▶ [REQUIRED ACTION] For the data that follows, report how many lines contain the word "true", and nothing else.

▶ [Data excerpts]

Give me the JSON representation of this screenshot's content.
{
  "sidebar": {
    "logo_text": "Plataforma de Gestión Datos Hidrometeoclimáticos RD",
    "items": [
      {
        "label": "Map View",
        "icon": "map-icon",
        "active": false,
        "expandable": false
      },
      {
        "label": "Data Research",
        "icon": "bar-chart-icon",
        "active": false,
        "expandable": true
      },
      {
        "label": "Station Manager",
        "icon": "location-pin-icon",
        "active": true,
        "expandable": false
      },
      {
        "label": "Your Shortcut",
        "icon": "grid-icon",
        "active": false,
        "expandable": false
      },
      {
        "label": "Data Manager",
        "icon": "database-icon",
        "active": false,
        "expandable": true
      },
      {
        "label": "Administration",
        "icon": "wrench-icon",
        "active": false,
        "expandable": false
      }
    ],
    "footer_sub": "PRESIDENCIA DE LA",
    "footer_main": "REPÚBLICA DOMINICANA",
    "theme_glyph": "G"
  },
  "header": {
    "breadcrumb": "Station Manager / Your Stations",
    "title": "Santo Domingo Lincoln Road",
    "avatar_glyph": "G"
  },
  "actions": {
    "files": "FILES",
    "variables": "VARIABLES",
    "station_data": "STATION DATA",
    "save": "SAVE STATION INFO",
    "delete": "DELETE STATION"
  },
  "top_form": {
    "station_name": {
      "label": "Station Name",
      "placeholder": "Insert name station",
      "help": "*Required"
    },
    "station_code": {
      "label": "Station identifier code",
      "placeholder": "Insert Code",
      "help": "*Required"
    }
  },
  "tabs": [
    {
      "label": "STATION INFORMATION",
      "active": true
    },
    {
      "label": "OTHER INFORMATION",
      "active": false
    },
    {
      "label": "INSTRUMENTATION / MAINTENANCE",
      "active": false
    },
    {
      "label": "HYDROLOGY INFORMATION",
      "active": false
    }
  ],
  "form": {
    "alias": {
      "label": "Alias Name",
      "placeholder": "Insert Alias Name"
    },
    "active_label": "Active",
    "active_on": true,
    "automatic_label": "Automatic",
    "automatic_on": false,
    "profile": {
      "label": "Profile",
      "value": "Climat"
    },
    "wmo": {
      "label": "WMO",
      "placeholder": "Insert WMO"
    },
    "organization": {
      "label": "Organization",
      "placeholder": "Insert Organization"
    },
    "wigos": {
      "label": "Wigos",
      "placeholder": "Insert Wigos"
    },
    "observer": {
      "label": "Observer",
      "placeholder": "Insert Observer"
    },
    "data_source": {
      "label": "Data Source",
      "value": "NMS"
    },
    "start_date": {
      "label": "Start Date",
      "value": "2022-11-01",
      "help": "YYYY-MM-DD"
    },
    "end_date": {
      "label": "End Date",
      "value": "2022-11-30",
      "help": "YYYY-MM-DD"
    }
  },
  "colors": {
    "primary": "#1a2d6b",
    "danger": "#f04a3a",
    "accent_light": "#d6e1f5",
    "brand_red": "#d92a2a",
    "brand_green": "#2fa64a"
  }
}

▶ [WRITTEN RESPONSE] 5